Plant-based food provides an adequate source of protein for humans including athletes.
There are strong beliefs, ideals, and myths that humans and athletes especially need lots of protein and this needs to come from animal sources like meat, fish, dairy, eggs and protein supplements.
Many studies show that just over 10% of calories from protein is enough to put athletes into nitrogen balance (one of the markers that show adequate protein balance). Research also reveals that higher percentages of protein intake decreases athletic performance. In addition, excess protein intake stresses the liver, kidney, and bones, which should all be performing on optimum level for athletes.
Studies as far back as 1904 with Yale athletes showed that when their daily protein intake was lowered from 100g to 64g, their athletic performance increased by 35%. Adults cannot increase muscle bulk by eating an excess amount of protein and any excess protein intake is actually converted and stored as fat. From this we can see that protein intake does not stimulate muscle growth and gaining muscle is always related to our lifestyle, genes, hormones, and the frequency of which the muscle is loaded, for example with resistance exercise and weightlifting.

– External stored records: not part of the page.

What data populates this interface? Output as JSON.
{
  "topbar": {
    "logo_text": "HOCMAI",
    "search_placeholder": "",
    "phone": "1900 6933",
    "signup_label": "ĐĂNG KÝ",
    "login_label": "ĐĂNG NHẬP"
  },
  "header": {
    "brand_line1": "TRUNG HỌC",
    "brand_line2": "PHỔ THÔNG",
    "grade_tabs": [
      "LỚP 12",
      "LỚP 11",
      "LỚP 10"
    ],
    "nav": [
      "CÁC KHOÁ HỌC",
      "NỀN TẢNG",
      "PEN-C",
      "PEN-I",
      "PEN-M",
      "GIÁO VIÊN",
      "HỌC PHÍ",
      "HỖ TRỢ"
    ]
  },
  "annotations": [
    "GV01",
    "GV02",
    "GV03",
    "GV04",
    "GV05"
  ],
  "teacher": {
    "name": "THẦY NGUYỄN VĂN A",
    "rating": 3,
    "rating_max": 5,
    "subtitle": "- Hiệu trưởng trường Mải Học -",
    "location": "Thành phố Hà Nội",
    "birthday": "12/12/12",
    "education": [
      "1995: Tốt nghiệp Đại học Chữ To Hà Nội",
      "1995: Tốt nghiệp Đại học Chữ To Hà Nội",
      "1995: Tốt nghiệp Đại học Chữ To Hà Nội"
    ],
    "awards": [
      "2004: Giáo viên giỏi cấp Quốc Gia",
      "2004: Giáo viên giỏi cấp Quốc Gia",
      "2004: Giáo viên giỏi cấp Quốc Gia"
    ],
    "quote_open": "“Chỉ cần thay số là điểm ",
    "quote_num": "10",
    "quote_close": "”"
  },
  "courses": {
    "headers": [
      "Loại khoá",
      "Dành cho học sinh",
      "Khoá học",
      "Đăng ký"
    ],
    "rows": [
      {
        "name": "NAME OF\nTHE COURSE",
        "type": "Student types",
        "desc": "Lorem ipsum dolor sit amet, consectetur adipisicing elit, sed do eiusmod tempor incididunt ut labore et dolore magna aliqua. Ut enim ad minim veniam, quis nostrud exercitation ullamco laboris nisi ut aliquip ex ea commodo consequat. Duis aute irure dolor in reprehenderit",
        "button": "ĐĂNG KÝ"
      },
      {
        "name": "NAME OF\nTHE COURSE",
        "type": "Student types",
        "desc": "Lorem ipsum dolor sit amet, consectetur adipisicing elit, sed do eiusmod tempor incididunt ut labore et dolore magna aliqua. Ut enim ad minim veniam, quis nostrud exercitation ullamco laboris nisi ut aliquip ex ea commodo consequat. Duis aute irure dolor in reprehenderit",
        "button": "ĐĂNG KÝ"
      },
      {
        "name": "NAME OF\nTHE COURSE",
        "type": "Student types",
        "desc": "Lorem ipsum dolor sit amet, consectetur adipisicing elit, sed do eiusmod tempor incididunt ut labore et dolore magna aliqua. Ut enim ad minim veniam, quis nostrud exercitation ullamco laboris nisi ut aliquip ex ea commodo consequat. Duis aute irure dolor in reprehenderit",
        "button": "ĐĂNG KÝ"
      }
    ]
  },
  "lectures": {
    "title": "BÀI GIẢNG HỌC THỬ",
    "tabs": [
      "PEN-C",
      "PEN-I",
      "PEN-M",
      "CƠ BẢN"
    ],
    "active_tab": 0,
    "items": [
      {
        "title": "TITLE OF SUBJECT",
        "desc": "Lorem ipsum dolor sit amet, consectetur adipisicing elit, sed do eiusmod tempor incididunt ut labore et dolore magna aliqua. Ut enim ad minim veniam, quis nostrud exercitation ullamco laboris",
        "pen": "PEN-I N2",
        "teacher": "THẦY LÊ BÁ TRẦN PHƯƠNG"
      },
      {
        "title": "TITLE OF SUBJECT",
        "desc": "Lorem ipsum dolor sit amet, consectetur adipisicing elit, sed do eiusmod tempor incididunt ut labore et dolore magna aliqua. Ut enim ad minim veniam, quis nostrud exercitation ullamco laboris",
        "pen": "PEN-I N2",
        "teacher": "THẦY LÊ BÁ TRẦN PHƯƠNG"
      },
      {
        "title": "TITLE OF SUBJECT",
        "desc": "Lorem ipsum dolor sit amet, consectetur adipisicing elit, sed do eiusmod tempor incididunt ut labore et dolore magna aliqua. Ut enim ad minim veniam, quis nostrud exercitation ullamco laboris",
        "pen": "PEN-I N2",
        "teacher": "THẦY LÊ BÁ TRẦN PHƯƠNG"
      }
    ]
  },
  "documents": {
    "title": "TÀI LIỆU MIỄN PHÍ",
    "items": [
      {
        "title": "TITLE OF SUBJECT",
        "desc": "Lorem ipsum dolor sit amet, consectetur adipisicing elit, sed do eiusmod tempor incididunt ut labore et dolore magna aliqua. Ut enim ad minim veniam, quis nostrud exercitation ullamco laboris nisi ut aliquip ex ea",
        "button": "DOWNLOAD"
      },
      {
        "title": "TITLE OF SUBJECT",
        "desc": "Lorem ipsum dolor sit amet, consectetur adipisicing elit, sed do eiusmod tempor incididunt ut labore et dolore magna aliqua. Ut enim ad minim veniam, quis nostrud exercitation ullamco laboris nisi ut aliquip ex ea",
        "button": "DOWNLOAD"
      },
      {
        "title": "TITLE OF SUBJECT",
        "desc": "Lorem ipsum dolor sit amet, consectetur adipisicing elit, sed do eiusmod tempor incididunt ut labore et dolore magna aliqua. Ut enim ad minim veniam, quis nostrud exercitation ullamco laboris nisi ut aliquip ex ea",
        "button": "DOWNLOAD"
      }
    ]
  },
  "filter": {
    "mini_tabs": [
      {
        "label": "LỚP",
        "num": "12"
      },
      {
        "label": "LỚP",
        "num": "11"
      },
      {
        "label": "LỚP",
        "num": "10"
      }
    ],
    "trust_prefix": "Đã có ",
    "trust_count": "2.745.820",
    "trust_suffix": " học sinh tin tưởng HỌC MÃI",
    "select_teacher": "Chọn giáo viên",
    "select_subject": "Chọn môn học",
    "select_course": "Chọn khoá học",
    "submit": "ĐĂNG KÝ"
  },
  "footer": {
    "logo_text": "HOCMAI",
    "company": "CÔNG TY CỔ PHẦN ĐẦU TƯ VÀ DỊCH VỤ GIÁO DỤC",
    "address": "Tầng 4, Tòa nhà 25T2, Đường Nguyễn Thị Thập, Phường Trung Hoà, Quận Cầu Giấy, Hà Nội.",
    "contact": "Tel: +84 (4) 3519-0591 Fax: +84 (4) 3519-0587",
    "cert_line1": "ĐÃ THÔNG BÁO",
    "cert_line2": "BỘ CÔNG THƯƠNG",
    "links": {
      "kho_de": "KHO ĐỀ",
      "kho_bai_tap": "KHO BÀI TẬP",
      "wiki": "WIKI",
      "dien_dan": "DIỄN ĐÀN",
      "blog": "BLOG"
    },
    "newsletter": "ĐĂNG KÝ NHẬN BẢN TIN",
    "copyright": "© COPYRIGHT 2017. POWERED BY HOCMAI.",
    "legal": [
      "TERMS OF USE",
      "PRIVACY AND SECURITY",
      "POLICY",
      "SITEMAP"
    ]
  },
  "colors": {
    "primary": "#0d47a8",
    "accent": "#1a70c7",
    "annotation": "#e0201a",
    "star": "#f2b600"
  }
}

Eating a plant-based diet provides 10-15% of calories from protein and as previously mentioned, this is the amount needed for muscle growth, increased energy, recovery, strength, endurance, and athletic performance. Therefore, a plant-based diet is an excellent source of nutrition for humans, including athletes. It is also free of the harming factors of other diets, for example the SAD diet (Standard American/Australian Diet), so the body can work at optimal performance, as it does not have to waste energy on dealing with the side-effects of the toxic overload that the SAD diet brings.